Moving beyond these cosy little European cities, it may seem unlikely to choose Tokyo as a pattern book for a city not dominated by cars. But this sprawling mega-city-region is both the churning, constantly-evolving concrete-and-steel beast of Tetsuo Iron Man and Tokyo Ghoul, and simultaneously home to the most human-scale and super-green, safe and stimulating, peaceful and creative, walkable, bikeable and likeable neighbourhoods one could imagine.
In a typical Tokyo neighbourhood like Kamata or Koenji—outside of the tourist-heavy intensity of Shinjuku or Ginza—the streets are tight yet fluid, defined around people and greenery. On-street parking is not allowed, which allows for tumbles of plant pots, people on foot and on bike, for conversation and activities, for street life. A quietly breathtaking building like Ryue Nishizawa’s Moriyama House threads itself perfectly into these spaces, in a way that would be impossible were the car present en masse.

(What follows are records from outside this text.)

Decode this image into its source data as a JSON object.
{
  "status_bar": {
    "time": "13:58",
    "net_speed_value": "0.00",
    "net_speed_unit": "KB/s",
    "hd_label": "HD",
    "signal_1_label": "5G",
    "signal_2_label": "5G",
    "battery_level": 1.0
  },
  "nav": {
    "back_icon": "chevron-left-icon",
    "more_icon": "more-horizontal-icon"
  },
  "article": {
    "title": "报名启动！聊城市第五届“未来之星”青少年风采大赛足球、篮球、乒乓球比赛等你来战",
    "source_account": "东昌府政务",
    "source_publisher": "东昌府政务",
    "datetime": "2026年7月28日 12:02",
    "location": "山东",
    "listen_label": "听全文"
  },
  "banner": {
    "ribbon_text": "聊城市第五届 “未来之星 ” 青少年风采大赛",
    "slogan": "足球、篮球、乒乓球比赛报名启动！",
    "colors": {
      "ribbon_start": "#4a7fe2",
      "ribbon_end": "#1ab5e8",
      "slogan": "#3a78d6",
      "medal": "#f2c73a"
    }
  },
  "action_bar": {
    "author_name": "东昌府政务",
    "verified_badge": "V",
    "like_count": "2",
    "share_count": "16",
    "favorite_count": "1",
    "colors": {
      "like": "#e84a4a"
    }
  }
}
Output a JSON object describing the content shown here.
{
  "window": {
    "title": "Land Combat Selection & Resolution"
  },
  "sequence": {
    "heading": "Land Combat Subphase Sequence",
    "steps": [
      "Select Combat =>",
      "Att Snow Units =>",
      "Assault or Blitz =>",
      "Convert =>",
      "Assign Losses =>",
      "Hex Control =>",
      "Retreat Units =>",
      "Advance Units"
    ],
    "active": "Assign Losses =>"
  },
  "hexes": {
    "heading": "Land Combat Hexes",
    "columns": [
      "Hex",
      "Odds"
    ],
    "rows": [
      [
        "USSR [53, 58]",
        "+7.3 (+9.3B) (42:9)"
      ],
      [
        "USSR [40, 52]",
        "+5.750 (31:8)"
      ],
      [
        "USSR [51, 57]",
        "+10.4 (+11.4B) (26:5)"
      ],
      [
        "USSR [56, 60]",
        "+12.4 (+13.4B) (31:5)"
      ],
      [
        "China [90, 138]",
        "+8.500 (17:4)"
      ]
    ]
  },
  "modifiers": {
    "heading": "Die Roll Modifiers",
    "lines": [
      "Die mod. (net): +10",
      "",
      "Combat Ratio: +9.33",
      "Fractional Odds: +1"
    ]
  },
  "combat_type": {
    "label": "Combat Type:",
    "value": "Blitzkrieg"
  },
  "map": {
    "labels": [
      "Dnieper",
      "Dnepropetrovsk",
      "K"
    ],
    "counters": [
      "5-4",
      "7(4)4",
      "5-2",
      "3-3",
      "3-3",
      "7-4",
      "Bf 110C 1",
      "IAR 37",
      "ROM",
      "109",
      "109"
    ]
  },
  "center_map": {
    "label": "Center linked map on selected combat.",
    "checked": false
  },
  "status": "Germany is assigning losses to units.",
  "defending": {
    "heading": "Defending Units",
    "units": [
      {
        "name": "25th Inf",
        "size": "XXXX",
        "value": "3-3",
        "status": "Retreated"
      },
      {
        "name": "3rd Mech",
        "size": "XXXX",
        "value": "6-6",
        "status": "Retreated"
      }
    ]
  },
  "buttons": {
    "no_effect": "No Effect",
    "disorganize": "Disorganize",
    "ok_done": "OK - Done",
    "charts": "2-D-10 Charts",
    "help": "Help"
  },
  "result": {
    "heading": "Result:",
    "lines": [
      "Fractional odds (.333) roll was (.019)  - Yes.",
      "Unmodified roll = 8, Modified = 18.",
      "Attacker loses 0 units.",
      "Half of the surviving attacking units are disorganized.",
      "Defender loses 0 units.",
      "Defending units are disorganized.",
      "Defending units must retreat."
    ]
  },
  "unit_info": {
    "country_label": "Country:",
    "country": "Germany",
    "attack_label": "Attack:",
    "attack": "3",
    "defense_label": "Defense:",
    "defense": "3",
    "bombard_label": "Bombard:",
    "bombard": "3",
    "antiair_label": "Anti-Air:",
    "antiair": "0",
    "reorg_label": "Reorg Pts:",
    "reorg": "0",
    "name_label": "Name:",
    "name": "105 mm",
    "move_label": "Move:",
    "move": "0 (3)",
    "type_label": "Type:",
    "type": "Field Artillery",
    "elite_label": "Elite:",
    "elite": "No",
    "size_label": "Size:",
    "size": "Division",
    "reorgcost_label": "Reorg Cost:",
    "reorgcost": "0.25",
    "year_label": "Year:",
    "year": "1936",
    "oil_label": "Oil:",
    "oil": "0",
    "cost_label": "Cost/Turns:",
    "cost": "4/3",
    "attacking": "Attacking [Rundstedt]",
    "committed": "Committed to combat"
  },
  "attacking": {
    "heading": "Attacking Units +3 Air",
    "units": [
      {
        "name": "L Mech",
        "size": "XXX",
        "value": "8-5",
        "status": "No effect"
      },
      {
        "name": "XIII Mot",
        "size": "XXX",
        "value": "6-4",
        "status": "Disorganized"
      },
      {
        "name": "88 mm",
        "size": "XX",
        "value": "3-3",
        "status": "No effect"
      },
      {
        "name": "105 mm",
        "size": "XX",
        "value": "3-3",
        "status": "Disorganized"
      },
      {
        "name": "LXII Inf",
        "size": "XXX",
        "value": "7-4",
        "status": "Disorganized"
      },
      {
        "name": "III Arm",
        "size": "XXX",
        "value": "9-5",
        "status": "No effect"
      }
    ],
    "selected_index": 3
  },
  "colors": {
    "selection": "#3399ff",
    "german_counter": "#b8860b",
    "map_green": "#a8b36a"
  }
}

RYUE NISHIZAWA’S MORIYAMA HOUSE, DISSOLVING INTO A TYPICAL STREET IN KAMATA, TOKYO. PHOTO © DAN HILL
Car parking is ingeniously folded into architecture tucked away such that it’s the car that skulks furtively in the background, rather than forcing people to the margins. By the time it is on the street, logistics is performed largely on foot or bike.
The neighbourhoods are clustered around metro stations, which thread the city together at scale, across multiple, differentiated “centres.” The pattern is so simple: super-fast metro connecting super-slow neighbourhoods, distributed around multiple concentrations of activity; repeat until it covers most of Honshu’s southern mass, for 38 million people.
Tokyo shows us how to balance old technologies, like the bike and the metro, with new ones, like robotics—yet with green, humane streets to the fore. Japan’s unique and complex values, some age-old, drive this balancing act; yet it’s easy to see how those new characters of autonomous vehicles and micromobility could emerge on this intimate stage, humbly scurrying around in the background.
Design brings form to ideas. It translates our values as a society into the hard and soft infrastructures of everyday life. In the past, those values were expressed as unyielding concrete freeways, deathly individualising suburbs, cheap loans and multiple cars parked on the lawn. Yet we have a choice as to the values that we design around for our next cities, for both the adaptation of yesterday’s concrete jungles or the new cities we build for the next billion.
The relevant technologies, from bikes to buses to Blockchain, are tried and tested and ready to roll. Our shared problems are clearer each day, and should give us every motivation for systemic change. The potential of people, place and ecology is richer than ever. Now we must learn how to put these things together in order to reveal the places and people around us, designing for shared spaces and services rather than the individual, digging our streets out from under the shadow of the car.
MAIN IMAGE: New developments in Melbourne. Photo © Dan Hill